We pass the “Wanee” theatre again which means we are almost back to the car….it’s not really Hog Days related, but I‘m a sucker for these small town movie theatres and wanted a shot of it. I hate when people use the phrase “if I won the lottery...” but if I won the lottery, I’d buy one of these old places, fix it up, show movies and just let it drain the winnings back down to nothing. I suppose I could be responsible and you know, pay off my student loans, pay off the house or invest and whatnot, but then again, I shucked responsibility today to run away to a carnival in Kewanee for a few hours, so I guess anything’s possible (except for ever winning the lottery).
Hog Days is a four day festival and we only captured a few hours of it, barely scraping the surface of everything you can do there-flea markets, concerts, and anything else you could think to shake a corn dog at over a three day weekend. There is so much more to experience every year, and if you ever make it to Hog Days, you’ll be treated to a slice of real Americana. And maybe a slice of pork, barbecued on a bun. Or maybe just get drunk at the Elks Lodge. Regardless, it’s a good time and a great way to kill Labor Day weekend.
Take us out, Mr. Creepy Bug:
Heart of Illinois BBQ & Bluegrass Festival This Weekend!
There’s a brand new tradition hitting Peoria starting tonight and going on all weekend long: Heart of Illinois BBQ & Bluegrass Festival. Today is the second day and the rain is all over, so you need to check this out! Lots of tasty BBQ, over a dozen bands are performing over the weekend, camping is available...and there’s beer! Check out all the details right here: Heart of Illinois BBQ & Bluegrass Festival. I’m going tonight, so I hope to see you there!

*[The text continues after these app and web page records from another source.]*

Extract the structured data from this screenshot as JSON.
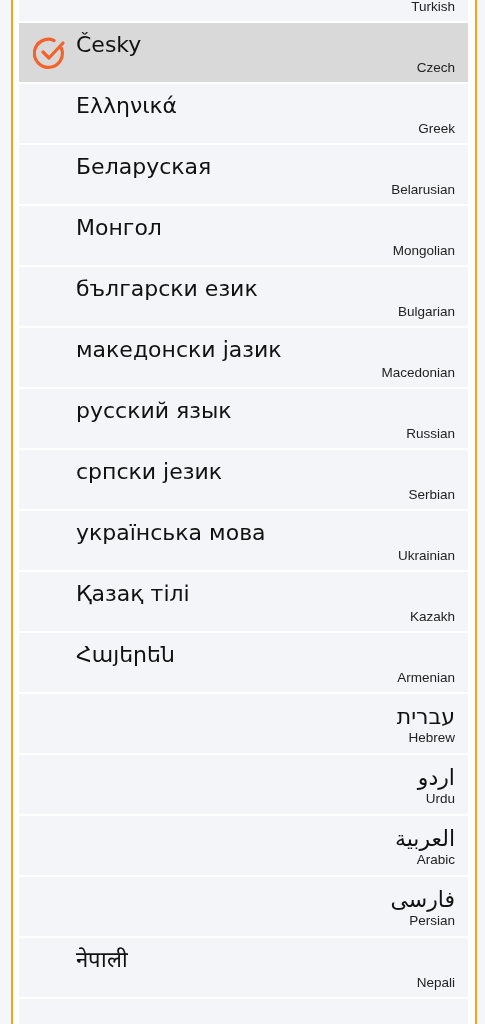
{
  "languages": [
    {
      "kind": "ltr",
      "english": "Turkish",
      "selected": false
    },
    {
      "kind": "ltr",
      "native": "Česky",
      "english": "Czech",
      "selected": true
    },
    {
      "kind": "ltr",
      "native": "Ελληνικά",
      "english": "Greek",
      "selected": false
    },
    {
      "kind": "ltr",
      "native": "Беларуская",
      "english": "Belarusian",
      "selected": false
    },
    {
      "kind": "ltr",
      "native": "Монгол",
      "english": "Mongolian",
      "selected": false
    },
    {
      "kind": "ltr",
      "native": "български език",
      "english": "Bulgarian",
      "selected": false
    },
    {
      "kind": "ltr",
      "native": "македонски јазик",
      "english": "Macedonian",
      "selected": false
    },
    {
      "kind": "ltr",
      "native": "русский язык",
      "english": "Russian",
      "selected": false
    },
    {
      "kind": "ltr",
      "native": "српски језик",
      "english": "Serbian",
      "selected": false
    },
    {
      "kind": "ltr",
      "native": "українська мова",
      "english": "Ukrainian",
      "selected": false
    },
    {
      "kind": "ltr",
      "native": "Қазақ тілі",
      "english": "Kazakh",
      "selected": false
    },
    {
      "kind": "ltr",
      "native": "Հայերեն",
      "english": "Armenian",
      "selected": false
    },
    {
      "kind": "rtl",
      "native": "עברית",
      "english": "Hebrew",
      "selected": false
    },
    {
      "kind": "rtl",
      "native": "اردو",
      "english": "Urdu",
      "selected": false
    },
    {
      "kind": "rtl",
      "native": "العربية",
      "english": "Arabic",
      "selected": false
    },
    {
      "kind": "rtl",
      "native": "فارسی",
      "english": "Persian",
      "selected": false
    },
    {
      "kind": "ltr",
      "native": "नेपाली",
      "english": "Nepali",
      "selected": false
    },
    {
      "kind": "ltr",
      "selected": false
    }
  ]
}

Bonus: Hog Worship Art From Jaws the Cabbie!
Jaws the Cabbie sent in this Hog Worship art for today’s post. Thanks, Jaws!